-- AVAILABLE DATA follows --

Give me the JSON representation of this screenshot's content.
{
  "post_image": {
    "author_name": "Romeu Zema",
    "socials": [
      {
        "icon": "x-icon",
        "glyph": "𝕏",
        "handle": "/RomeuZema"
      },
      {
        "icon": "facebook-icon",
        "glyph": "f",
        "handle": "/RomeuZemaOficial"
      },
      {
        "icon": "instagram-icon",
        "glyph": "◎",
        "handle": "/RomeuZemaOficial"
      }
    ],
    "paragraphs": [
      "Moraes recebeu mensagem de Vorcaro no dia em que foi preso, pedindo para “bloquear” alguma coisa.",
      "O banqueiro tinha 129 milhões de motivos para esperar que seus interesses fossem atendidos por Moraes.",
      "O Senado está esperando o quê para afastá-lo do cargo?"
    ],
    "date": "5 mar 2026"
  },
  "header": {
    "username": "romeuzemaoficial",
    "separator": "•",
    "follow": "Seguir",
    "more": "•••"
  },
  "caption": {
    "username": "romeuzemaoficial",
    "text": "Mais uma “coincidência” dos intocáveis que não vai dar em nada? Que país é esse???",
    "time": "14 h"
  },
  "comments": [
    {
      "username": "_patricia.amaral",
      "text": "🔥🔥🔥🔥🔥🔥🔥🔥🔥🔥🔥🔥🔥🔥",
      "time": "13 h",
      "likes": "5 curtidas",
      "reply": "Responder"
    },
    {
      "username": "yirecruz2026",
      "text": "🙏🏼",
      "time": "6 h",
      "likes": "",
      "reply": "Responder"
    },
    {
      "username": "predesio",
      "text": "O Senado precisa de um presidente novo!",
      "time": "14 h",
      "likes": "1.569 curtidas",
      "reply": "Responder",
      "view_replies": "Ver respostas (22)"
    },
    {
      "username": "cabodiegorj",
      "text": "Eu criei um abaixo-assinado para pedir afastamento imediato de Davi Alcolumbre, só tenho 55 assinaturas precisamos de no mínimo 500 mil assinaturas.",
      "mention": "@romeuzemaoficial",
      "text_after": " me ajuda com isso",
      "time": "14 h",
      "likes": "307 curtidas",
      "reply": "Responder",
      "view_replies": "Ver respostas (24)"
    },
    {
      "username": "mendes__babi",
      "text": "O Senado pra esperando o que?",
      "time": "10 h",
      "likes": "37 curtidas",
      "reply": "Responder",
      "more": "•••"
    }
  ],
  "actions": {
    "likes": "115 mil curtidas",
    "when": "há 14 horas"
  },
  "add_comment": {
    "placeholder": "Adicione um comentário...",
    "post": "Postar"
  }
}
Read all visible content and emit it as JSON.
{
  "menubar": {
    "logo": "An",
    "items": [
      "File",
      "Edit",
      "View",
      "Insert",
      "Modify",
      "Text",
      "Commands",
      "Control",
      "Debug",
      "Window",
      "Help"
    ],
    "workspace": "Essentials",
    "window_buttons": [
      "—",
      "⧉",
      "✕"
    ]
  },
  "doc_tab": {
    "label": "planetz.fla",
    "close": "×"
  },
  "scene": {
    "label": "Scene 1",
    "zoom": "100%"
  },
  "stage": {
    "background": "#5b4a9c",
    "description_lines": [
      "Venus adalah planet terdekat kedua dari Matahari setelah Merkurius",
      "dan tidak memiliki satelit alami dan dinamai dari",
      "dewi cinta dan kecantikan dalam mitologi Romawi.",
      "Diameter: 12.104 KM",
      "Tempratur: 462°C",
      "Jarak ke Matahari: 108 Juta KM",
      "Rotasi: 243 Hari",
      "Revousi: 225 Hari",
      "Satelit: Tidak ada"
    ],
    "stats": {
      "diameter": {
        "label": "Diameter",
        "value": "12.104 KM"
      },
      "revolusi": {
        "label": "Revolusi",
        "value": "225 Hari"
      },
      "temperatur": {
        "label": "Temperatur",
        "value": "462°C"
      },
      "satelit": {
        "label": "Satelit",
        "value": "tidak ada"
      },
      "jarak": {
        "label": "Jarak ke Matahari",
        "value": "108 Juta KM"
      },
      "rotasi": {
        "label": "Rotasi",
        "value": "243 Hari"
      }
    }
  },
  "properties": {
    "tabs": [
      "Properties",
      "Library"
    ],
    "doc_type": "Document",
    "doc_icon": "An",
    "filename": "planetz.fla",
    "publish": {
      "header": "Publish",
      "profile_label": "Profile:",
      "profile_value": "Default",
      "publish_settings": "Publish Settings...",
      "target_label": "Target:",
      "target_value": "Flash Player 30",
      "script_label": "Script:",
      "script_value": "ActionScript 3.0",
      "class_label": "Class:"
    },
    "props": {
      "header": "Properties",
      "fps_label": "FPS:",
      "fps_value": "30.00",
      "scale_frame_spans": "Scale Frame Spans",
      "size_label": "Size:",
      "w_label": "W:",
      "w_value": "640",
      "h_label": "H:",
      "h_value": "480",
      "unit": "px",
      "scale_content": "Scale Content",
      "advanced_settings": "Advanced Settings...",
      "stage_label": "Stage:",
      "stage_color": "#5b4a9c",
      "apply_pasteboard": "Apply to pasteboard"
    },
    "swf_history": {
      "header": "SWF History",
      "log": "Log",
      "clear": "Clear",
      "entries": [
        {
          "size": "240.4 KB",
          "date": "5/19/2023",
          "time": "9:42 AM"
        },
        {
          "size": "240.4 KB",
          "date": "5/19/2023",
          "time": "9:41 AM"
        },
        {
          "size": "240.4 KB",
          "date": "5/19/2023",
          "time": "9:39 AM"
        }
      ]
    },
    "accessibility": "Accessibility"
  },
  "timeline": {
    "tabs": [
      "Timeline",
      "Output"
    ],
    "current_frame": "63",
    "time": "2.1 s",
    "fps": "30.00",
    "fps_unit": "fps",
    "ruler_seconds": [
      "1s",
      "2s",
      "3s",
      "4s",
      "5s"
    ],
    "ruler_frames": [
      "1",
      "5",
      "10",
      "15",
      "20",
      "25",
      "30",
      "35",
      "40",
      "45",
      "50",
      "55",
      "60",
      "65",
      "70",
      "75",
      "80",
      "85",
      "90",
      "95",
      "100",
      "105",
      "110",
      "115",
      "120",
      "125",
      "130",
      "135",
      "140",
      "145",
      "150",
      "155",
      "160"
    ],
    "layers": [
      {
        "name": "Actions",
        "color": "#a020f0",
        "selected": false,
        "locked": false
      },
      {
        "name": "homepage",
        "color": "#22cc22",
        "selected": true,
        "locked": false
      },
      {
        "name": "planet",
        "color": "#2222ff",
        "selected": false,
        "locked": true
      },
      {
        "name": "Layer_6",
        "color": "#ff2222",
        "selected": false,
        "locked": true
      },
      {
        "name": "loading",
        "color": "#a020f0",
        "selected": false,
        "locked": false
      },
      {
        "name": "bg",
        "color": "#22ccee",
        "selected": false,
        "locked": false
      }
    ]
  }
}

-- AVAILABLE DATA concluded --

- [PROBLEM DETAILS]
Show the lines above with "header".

- [TASK RESULT]
  "header": {
      "header": "Publish",
      "header": "Properties",
      "header": "SWF History",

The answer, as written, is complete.